It’s staggering to think about just how far Google has come over the years to connect us to the information we seek, or want to get out there to our ideal audience as a business. I got to thinking about some of the changes over time, after coming across an article over at Wired that talked about the latest Google search developments and witnessing someone searching with their voice online on the train recently with what seemed like overkill in detail.
Remember the days before broadband, when connecting to the internet with your 28k modem sounded like two fax machines battling to the death? Back then, there were a few pioneer businesses with simplistic websites that didn’t really inspire you much, but at least you could access some basic information about a company and maybe even get their telephone number or email to contact them directly.
In the early days, Google could not have realized just how significant their use of algorithms to put together researchers and service or product providers could be. The algorithm which looks at various elements both on a website and connections off it (on-site and off-site SEO) has systematically been tweaked to ensure a good match and information providing service over time and is a source of challenge to SEO companies, to stay ahead of the mysterious ingredients that go to make up strong ranking online. But Google’s algorithm is not the most impressive thing about the search giant.
We thought we would take a look at some of the biggest developments in Google’s search services. Here’s some of their more significant changes:
- 2004: Maps made it even easier to locate business who provide the services and products we are searching for in our locality by bringing up a map with ‘pins’ to indicate the business location, with contact details showing up by the researcher hovering their mouse over the pin. This was achieved by locating your device either by geo-location software, or IP address.
- 2004: Local listings: When we search for a solicitor or plumber, ideally we want one in our local area to come up, rather than a big company in America who have a great website and range of services. In recognition of the need for businesses to advertise locally, like via the ‘Yellow Pages’ and optimise their websites for specific locations, Google’s algo started to take account of the location of the business, if relevant and the location of the person searching.
- 2005: Video: 2 years before YouTube eventually got bought up by Google, Google launched a service that would allow you to host and search videos online. The content from google video eventually got transferred over to youtube and Google Video is now a simple video search engine.

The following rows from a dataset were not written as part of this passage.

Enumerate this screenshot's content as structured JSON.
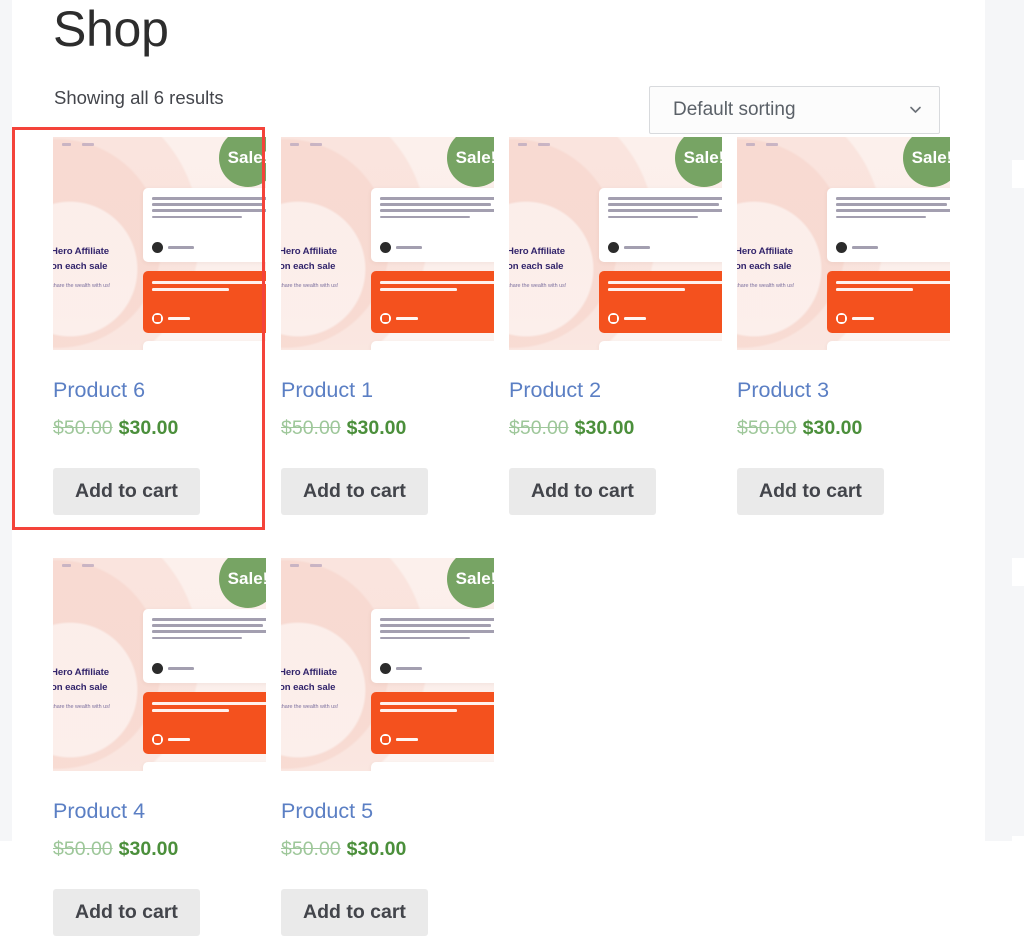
{
  "page": {
    "title": "Shop",
    "result_count": "Showing all 6 results"
  },
  "ordering": {
    "selected": "Default sorting",
    "chevron_icon": "chevron-down-icon"
  },
  "labels": {
    "sale_badge": "Sale!",
    "add_to_cart": "Add to cart"
  },
  "thumbnail": {
    "hero_line1": "Hero Affiliate",
    "hero_line2": "on each sale",
    "hero_sub": "share the wealth with us!"
  },
  "colors": {
    "sale_badge_bg": "#77a464",
    "product_title": "#5b7fc4",
    "price_regular": "#9ec79a",
    "price_sale": "#4b8f3b",
    "button_bg": "#eaeaea",
    "highlight_border": "#f4433a",
    "thumb_orange_card": "#f4511e",
    "thumb_background": "#fbeeea"
  },
  "products": [
    {
      "name": "Product 6",
      "regular_price": "$50.00",
      "sale_price": "$30.00",
      "on_sale": true,
      "add_to_cart": "Add to cart",
      "highlighted": true
    },
    {
      "name": "Product 1",
      "regular_price": "$50.00",
      "sale_price": "$30.00",
      "on_sale": true,
      "add_to_cart": "Add to cart",
      "highlighted": false
    },
    {
      "name": "Product 2",
      "regular_price": "$50.00",
      "sale_price": "$30.00",
      "on_sale": true,
      "add_to_cart": "Add to cart",
      "highlighted": false
    },
    {
      "name": "Product 3",
      "regular_price": "$50.00",
      "sale_price": "$30.00",
      "on_sale": true,
      "add_to_cart": "Add to cart",
      "highlighted": false
    },
    {
      "name": "Product 4",
      "regular_price": "$50.00",
      "sale_price": "$30.00",
      "on_sale": true,
      "add_to_cart": "Add to cart",
      "highlighted": false
    },
    {
      "name": "Product 5",
      "regular_price": "$50.00",
      "sale_price": "$30.00",
      "on_sale": true,
      "add_to_cart": "Add to cart",
      "highlighted": false
    }
  ]
}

- 2008: Streetview enables customers to view google maps from street level as if you were standing in the road, I still find this technology amazing today, the sheer scale of the project is remarkable.
- 2010: Google instant made searching quicker, and allowed google to predict what you were searching for. they even removed the need to press enter to confirm your search!
- 2011: Voice search: This is still a work in progress. Speaking your search requires careful enunciation if you have a regional accent, but for businesses, it means your written text can reach even more people unable to spell or have the ability to type.
- 2011: Reverse image search has moved beyond our capacity to search by words alone. Now we can upload an image and find similar images, sites that use that image or even other sizes of the image you searched for. The system works best with generally available images, rather than photo’s of family, but it also means you can have a lot of fun with this by uploading a brother or family pet to see who might look like them!
- 2012 Knowledge Graph is about name recognition. Knowledge Graph is Google’s information on individual brands, countries and public figures. This is sophisticated step forward in Google’s attempts to make sense, creatively of peoples’ searches; it looks at meaning, rather than the mere words used. People can now ask sophisticated questions which require information from different places. This is in keeping with moves towards integrating Big Data. This is still a work in progress and obviously still more geared to an American audience, according to Wired.
- 2015: Twitter Integration finally, 2015 saw Google include tweets and twitter content in Google search results.
- 2015: API functionality means you can now find cloud based information and related content via social media on the move. API integration is particularly useful for website builders in order to access relevant content across a variety of platforms.
These are just some of the many milestones in what has made Google what it is today. It’s incredible what they have achieved so far, but as their use of big data expands, we can expect even more from them in the future, along with new tools to help businesses improve services for their online customers and easier ways for researchers to get what they need faster than ever before!